»»
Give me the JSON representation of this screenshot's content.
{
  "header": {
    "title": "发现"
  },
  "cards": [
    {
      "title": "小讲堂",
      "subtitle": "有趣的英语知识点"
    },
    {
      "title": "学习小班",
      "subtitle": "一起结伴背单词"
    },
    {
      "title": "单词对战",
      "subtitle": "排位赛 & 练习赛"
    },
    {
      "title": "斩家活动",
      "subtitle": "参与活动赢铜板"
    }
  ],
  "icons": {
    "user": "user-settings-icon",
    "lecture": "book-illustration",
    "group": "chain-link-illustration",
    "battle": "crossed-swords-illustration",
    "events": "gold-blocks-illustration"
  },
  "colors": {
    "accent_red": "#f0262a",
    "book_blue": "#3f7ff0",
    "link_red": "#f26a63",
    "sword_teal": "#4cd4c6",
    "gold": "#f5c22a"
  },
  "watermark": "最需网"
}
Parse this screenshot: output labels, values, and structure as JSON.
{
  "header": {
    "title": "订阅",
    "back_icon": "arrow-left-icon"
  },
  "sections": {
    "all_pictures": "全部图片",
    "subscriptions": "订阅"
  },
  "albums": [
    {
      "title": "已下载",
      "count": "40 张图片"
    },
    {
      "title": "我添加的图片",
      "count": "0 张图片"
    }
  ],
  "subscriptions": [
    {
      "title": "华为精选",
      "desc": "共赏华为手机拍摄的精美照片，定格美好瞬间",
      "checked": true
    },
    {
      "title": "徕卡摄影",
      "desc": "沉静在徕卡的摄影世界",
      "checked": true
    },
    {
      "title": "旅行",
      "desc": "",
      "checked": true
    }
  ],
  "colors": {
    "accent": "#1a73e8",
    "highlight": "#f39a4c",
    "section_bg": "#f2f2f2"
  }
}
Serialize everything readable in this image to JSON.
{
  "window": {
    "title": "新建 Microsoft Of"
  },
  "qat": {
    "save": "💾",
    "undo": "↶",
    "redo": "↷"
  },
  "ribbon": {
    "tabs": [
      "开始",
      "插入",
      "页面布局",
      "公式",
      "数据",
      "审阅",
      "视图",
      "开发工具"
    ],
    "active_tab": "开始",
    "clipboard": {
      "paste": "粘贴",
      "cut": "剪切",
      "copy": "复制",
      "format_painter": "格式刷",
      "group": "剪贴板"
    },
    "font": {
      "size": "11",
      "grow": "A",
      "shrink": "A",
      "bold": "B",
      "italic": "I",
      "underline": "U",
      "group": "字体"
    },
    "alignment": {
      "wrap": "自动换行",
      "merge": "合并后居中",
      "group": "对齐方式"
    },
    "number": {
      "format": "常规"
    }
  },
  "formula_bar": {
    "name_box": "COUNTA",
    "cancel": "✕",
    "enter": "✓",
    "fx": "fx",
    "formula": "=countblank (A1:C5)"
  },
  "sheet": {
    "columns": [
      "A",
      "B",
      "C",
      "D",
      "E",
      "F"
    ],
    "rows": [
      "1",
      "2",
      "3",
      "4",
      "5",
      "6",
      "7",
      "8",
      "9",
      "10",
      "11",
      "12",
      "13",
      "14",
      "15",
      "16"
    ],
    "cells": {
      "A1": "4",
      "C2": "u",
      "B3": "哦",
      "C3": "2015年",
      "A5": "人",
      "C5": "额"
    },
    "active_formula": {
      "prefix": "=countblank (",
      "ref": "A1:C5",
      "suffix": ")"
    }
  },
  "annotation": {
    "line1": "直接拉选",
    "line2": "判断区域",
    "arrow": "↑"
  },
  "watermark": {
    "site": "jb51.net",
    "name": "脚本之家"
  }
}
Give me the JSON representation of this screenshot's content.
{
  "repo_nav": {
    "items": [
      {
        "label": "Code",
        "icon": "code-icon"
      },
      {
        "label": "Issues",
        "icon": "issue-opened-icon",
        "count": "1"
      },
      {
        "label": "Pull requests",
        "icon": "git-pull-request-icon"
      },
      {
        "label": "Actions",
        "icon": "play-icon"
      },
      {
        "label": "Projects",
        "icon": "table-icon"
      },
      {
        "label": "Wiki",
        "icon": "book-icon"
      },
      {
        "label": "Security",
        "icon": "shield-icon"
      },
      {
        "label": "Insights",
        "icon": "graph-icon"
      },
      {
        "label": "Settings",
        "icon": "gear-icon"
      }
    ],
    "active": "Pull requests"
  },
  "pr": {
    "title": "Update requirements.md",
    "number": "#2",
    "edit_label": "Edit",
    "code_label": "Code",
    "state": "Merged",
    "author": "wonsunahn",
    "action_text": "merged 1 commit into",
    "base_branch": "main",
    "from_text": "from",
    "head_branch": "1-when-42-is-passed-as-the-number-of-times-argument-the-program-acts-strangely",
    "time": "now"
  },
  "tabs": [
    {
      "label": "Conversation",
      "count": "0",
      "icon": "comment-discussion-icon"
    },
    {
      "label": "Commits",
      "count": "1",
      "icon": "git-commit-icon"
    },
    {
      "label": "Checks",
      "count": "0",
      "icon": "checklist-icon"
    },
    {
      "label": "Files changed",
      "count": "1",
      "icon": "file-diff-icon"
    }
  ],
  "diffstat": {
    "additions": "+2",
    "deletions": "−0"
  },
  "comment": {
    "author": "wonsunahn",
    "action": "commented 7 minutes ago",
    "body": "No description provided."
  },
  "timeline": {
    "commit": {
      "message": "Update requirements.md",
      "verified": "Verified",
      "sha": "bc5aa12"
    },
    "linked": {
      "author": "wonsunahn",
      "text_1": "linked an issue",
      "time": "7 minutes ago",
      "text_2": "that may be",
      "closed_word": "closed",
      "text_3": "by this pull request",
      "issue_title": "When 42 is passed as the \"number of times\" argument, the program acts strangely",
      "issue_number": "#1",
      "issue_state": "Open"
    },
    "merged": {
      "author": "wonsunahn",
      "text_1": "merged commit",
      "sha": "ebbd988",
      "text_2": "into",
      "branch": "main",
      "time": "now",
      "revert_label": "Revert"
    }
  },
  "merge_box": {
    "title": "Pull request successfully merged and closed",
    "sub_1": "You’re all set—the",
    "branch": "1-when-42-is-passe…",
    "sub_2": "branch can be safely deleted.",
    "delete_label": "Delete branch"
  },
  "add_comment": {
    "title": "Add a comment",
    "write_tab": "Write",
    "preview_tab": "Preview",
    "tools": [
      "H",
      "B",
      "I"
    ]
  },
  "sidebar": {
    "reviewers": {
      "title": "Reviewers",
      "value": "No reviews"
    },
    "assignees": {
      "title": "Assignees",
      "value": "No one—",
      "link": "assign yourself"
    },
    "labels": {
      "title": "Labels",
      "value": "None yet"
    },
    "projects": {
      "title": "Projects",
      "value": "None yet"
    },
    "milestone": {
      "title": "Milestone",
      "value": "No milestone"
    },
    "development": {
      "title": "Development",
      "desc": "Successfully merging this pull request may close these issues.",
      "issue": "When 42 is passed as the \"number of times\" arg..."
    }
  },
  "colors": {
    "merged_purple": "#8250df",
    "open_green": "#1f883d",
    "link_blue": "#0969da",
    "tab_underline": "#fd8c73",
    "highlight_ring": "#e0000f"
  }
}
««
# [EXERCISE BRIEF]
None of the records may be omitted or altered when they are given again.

# [TASK SOLUTION]
Give me the JSON representation of this screenshot's content.
{
  "header": {
    "title": "发现"
  },
  "cards": [
    {
      "title": "小讲堂",
      "subtitle": "有趣的英语知识点"
    },
    {
      "title": "学习小班",
      "subtitle": "一起结伴背单词"
    },
    {
      "title": "单词对战",
      "subtitle": "排位赛 & 练习赛"
    },
    {
      "title": "斩家活动",
      "subtitle": "参与活动赢铜板"
    }
  ],
  "icons": {
    "user": "user-settings-icon",
    "lecture": "book-illustration",
    "group": "chain-link-illustration",
    "battle": "crossed-swords-illustration",
    "events": "gold-blocks-illustration"
  },
  "colors": {
    "accent_red": "#f0262a",
    "book_blue": "#3f7ff0",
    "link_red": "#f26a63",
    "sword_teal": "#4cd4c6",
    "gold": "#f5c22a"
  },
  "watermark": "最需网"
}
Parse this screenshot: output labels, values, and structure as JSON.
{
  "header": {
    "title": "订阅",
    "back_icon": "arrow-left-icon"
  },
  "sections": {
    "all_pictures": "全部图片",
    "subscriptions": "订阅"
  },
  "albums": [
    {
      "title": "已下载",
      "count": "40 张图片"
    },
    {
      "title": "我添加的图片",
      "count": "0 张图片"
    }
  ],
  "subscriptions": [
    {
      "title": "华为精选",
      "desc": "共赏华为手机拍摄的精美照片，定格美好瞬间",
      "checked": true
    },
    {
      "title": "徕卡摄影",
      "desc": "沉静在徕卡的摄影世界",
      "checked": true
    },
    {
      "title": "旅行",
      "desc": "",
      "checked": true
    }
  ],
  "colors": {
    "accent": "#1a73e8",
    "highlight": "#f39a4c",
    "section_bg": "#f2f2f2"
  }
}
Serialize everything readable in this image to JSON.
{
  "window": {
    "title": "新建 Microsoft Of"
  },
  "qat": {
    "save": "💾",
    "undo": "↶",
    "redo": "↷"
  },
  "ribbon": {
    "tabs": [
      "开始",
      "插入",
      "页面布局",
      "公式",
      "数据",
      "审阅",
      "视图",
      "开发工具"
    ],
    "active_tab": "开始",
    "clipboard": {
      "paste": "粘贴",
      "cut": "剪切",
      "copy": "复制",
      "format_painter": "格式刷",
      "group": "剪贴板"
    },
    "font": {
      "size": "11",
      "grow": "A",
      "shrink": "A",
      "bold": "B",
      "italic": "I",
      "underline": "U",
      "group": "字体"
    },
    "alignment": {
      "wrap": "自动换行",
      "merge": "合并后居中",
      "group": "对齐方式"
    },
    "number": {
      "format": "常规"
    }
  },
  "formula_bar": {
    "name_box": "COUNTA",
    "cancel": "✕",
    "enter": "✓",
    "fx": "fx",
    "formula": "=countblank (A1:C5)"
  },
  "sheet": {
    "columns": [
      "A",
      "B",
      "C",
      "D",
      "E",
      "F"
    ],
    "rows": [
      "1",
      "2",
      "3",
      "4",
      "5",
      "6",
      "7",
      "8",
      "9",
      "10",
      "11",
      "12",
      "13",
      "14",
      "15",
      "16"
    ],
    "cells": {
      "A1": "4",
      "C2": "u",
      "B3": "哦",
      "C3": "2015年",
      "A5": "人",
      "C5": "额"
    },
    "active_formula": {
      "prefix": "=countblank (",
      "ref": "A1:C5",
      "suffix": ")"
    }
  },
  "annotation": {
    "line1": "直接拉选",
    "line2": "判断区域",
    "arrow": "↑"
  },
  "watermark": {
    "site": "jb51.net",
    "name": "脚本之家"
  }
}
Give me the JSON representation of this screenshot's content.
{
  "repo_nav": {
    "items": [
      {
        "label": "Code",
        "icon": "code-icon"
      },
      {
        "label": "Issues",
        "icon": "issue-opened-icon",
        "count": "1"
      },
      {
        "label": "Pull requests",
        "icon": "git-pull-request-icon"
      },
      {
        "label": "Actions",
        "icon": "play-icon"
      },
      {
        "label": "Projects",
        "icon": "table-icon"
      },
      {
        "label": "Wiki",
        "icon": "book-icon"
      },
      {
        "label": "Security",
        "icon": "shield-icon"
      },
      {
        "label": "Insights",
        "icon": "graph-icon"
      },
      {
        "label": "Settings",
        "icon": "gear-icon"
      }
    ],
    "active": "Pull requests"
  },
  "pr": {
    "title": "Update requirements.md",
    "number": "#2",
    "edit_label": "Edit",
    "code_label": "Code",
    "state": "Merged",
    "author": "wonsunahn",
    "action_text": "merged 1 commit into",
    "base_branch": "main",
    "from_text": "from",
    "head_branch": "1-when-42-is-passed-as-the-number-of-times-argument-the-program-acts-strangely",
    "time": "now"
  },
  "tabs": [
    {
      "label": "Conversation",
      "count": "0",
      "icon": "comment-discussion-icon"
    },
    {
      "label": "Commits",
      "count": "1",
      "icon": "git-commit-icon"
    },
    {
      "label": "Checks",
      "count": "0",
      "icon": "checklist-icon"
    },
    {
      "label": "Files changed",
      "count": "1",
      "icon": "file-diff-icon"
    }
  ],
  "diffstat": {
    "additions": "+2",
    "deletions": "−0"
  },
  "comment": {
    "author": "wonsunahn",
    "action": "commented 7 minutes ago",
    "body": "No description provided."
  },
  "timeline": {
    "commit": {
      "message": "Update requirements.md",
      "verified": "Verified",
      "sha": "bc5aa12"
    },
    "linked": {
      "author": "wonsunahn",
      "text_1": "linked an issue",
      "time": "7 minutes ago",
      "text_2": "that may be",
      "closed_word": "closed",
      "text_3": "by this pull request",
      "issue_title": "When 42 is passed as the \"number of times\" argument, the program acts strangely",
      "issue_number": "#1",
      "issue_state": "Open"
    },
    "merged": {
      "author": "wonsunahn",
      "text_1": "merged commit",
      "sha": "ebbd988",
      "text_2": "into",
      "branch": "main",
      "time": "now",
      "revert_label": "Revert"
    }
  },
  "merge_box": {
    "title": "Pull request successfully merged and closed",
    "sub_1": "You’re all set—the",
    "branch": "1-when-42-is-passe…",
    "sub_2": "branch can be safely deleted.",
    "delete_label": "Delete branch"
  },
  "add_comment": {
    "title": "Add a comment",
    "write_tab": "Write",
    "preview_tab": "Preview",
    "tools": [
      "H",
      "B",
      "I"
    ]
  },
  "sidebar": {
    "reviewers": {
      "title": "Reviewers",
      "value": "No reviews"
    },
    "assignees": {
      "title": "Assignees",
      "value": "No one—",
      "link": "assign yourself"
    },
    "labels": {
      "title": "Labels",
      "value": "None yet"
    },
    "projects": {
      "title": "Projects",
      "value": "None yet"
    },
    "milestone": {
      "title": "Milestone",
      "value": "No milestone"
    },
    "development": {
      "title": "Development",
      "desc": "Successfully merging this pull request may close these issues.",
      "issue": "When 42 is passed as the \"number of times\" arg..."
    }
  },
  "colors": {
    "merged_purple": "#8250df",
    "open_green": "#1f883d",
    "link_blue": "#0969da",
    "tab_underline": "#fd8c73",
    "highlight_ring": "#e0000f"
  }
}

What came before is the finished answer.